As I have mentioned in previous blogs, the Oil and Gas industry is responsible for a significant amount of the hydrogen sulfide (“H2S”) gas released into residential communities throughout the United States. The rotten egg odors and physical symptoms associated with hydrogen sulfide exposure is not limited to the United States. In Canada, specifically in the communities in and around the northern Alberta oil sands, citizens have been continually exposed to hydrogen sulfide above the odour thresholds and one hour objective standards.
For example, back in 2006, the Mildred Lake plant located about 40 kilometers (approximately 25 miles) north of Ft. McCMurray was shut down because of the hydrogen sulfide concentrations which inundated the surrounding areas including Fort McKay were so strong. In addition to the foul odors people were reporting eye and skin irritations.
According to the Alberta Government, Mildred Lake has since continued to exceed H2S objectives. In 2007 Mildred Lake exceeded the 1 hour H2S 10ppb objective almost 180 times and exceeded the 24 hour 3ppb objective over 40 times.

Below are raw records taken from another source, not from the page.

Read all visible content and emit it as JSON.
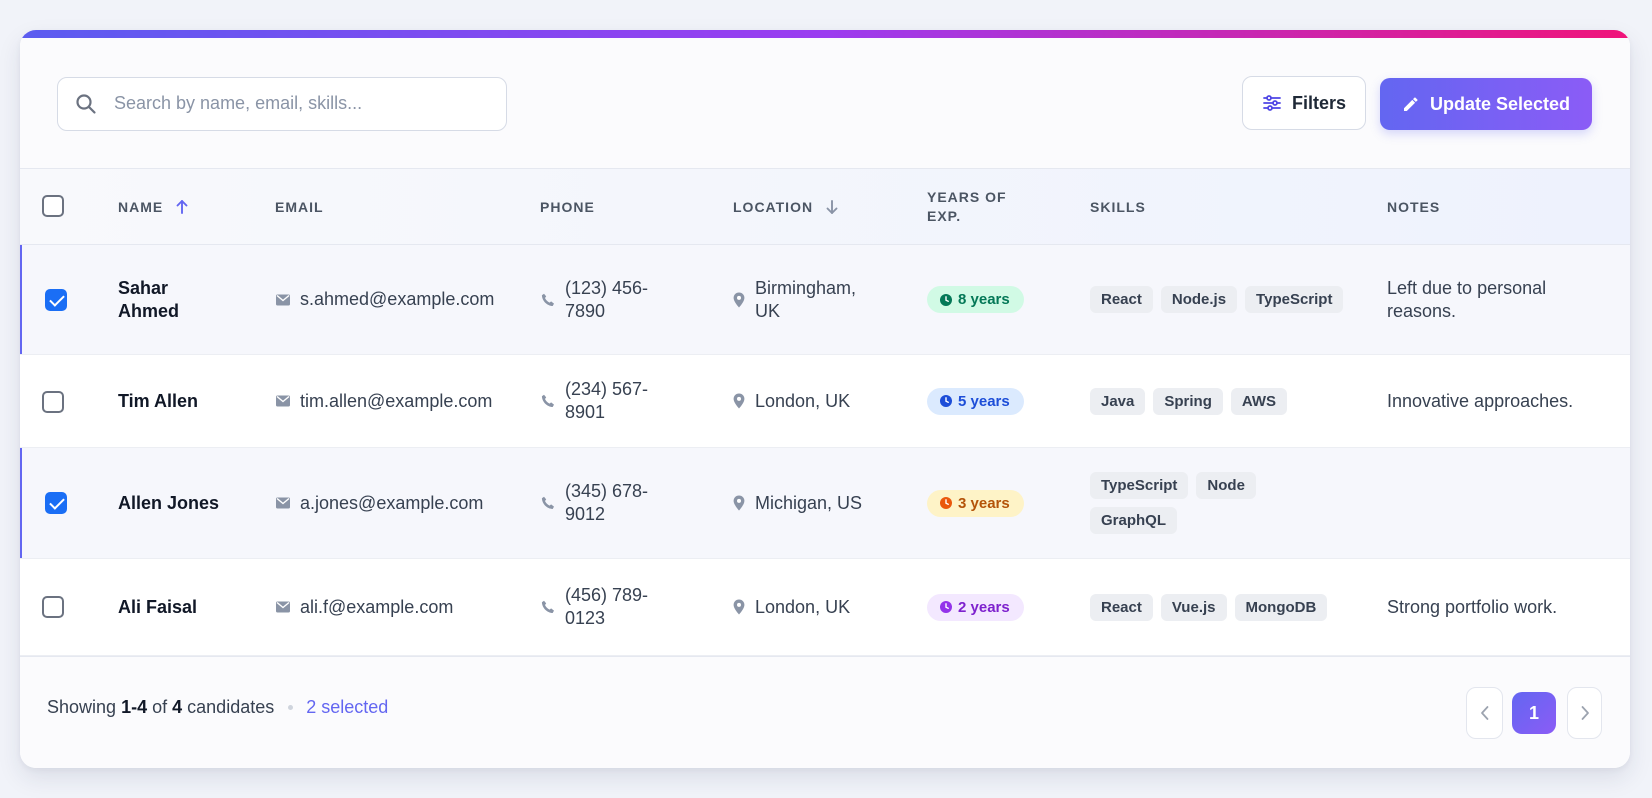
{
  "toolbar": {
    "search_placeholder": "Search by name, email, skills...",
    "filters_label": "Filters",
    "update_label": "Update Selected"
  },
  "table": {
    "columns": {
      "name": "NAME",
      "email": "EMAIL",
      "phone": "PHONE",
      "location": "LOCATION",
      "years_line1": "YEARS OF",
      "years_line2": "EXP.",
      "skills": "SKILLS",
      "notes": "NOTES"
    },
    "rows": [
      {
        "selected": true,
        "name_line1": "Sahar",
        "name_line2": "Ahmed",
        "email": "s.ahmed@example.com",
        "phone_line1": "(123) 456-",
        "phone_line2": "7890",
        "location_line1": "Birmingham,",
        "location_line2": "UK",
        "years": "8 years",
        "skills": [
          "React",
          "Node.js",
          "TypeScript"
        ],
        "notes_line1": "Left due to personal",
        "notes_line2": "reasons."
      },
      {
        "selected": false,
        "name_line1": "Tim Allen",
        "email": "tim.allen@example.com",
        "phone_line1": "(234) 567-",
        "phone_line2": "8901",
        "location_line1": "London, UK",
        "years": "5 years",
        "skills": [
          "Java",
          "Spring",
          "AWS"
        ],
        "notes_line1": "Innovative approaches."
      },
      {
        "selected": true,
        "name_line1": "Allen Jones",
        "email": "a.jones@example.com",
        "phone_line1": "(345) 678-",
        "phone_line2": "9012",
        "location_line1": "Michigan, US",
        "years": "3 years",
        "skills": [
          "TypeScript",
          "Node",
          "GraphQL"
        ],
        "notes_line1": ""
      },
      {
        "selected": false,
        "name_line1": "Ali Faisal",
        "email": "ali.f@example.com",
        "phone_line1": "(456) 789-",
        "phone_line2": "0123",
        "location_line1": "London, UK",
        "years": "2 years",
        "skills": [
          "React",
          "Vue.js",
          "MongoDB"
        ],
        "notes_line1": "Strong portfolio work."
      }
    ]
  },
  "footer": {
    "showing_prefix": "Showing",
    "range": "1-4",
    "of": "of",
    "total": "4",
    "suffix": "candidates",
    "selected_text": "2 selected",
    "current_page": "1"
  },
  "icons": {
    "search": "search-icon",
    "filters": "sliders-icon",
    "update": "pencil-icon",
    "sort_name": "arrow-up-icon",
    "sort_location": "arrow-down-icon",
    "email": "mail-icon",
    "phone": "phone-icon",
    "location": "map-pin-icon",
    "years": "clock-icon",
    "prev": "chevron-left-icon",
    "next": "chevron-right-icon"
  },
  "colors": {
    "accent": "#6366f1",
    "accent_gradient_end": "#f0147a",
    "checkbox_checked": "#1a6ef5",
    "years_8_bg": "#d1fae5",
    "years_8_fg": "#047857",
    "years_5_bg": "#dbeafe",
    "years_5_fg": "#1d4ed8",
    "years_3_bg": "#fef3c7",
    "years_3_fg": "#b45309",
    "years_2_bg": "#f3e8ff",
    "years_2_fg": "#7e22ce"
  }
}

The Wood Buffalo Environmental Association reported on October 26, 2009, 10:00 MST, that the Mildred Lake Air Monitoring Station had an hourly H2S average of 24.3 ppb. As recent as August 2009, the Mildred Lake monitoring station recorded an average H2S concentration of 6ppb with a maximum of 100 ppb.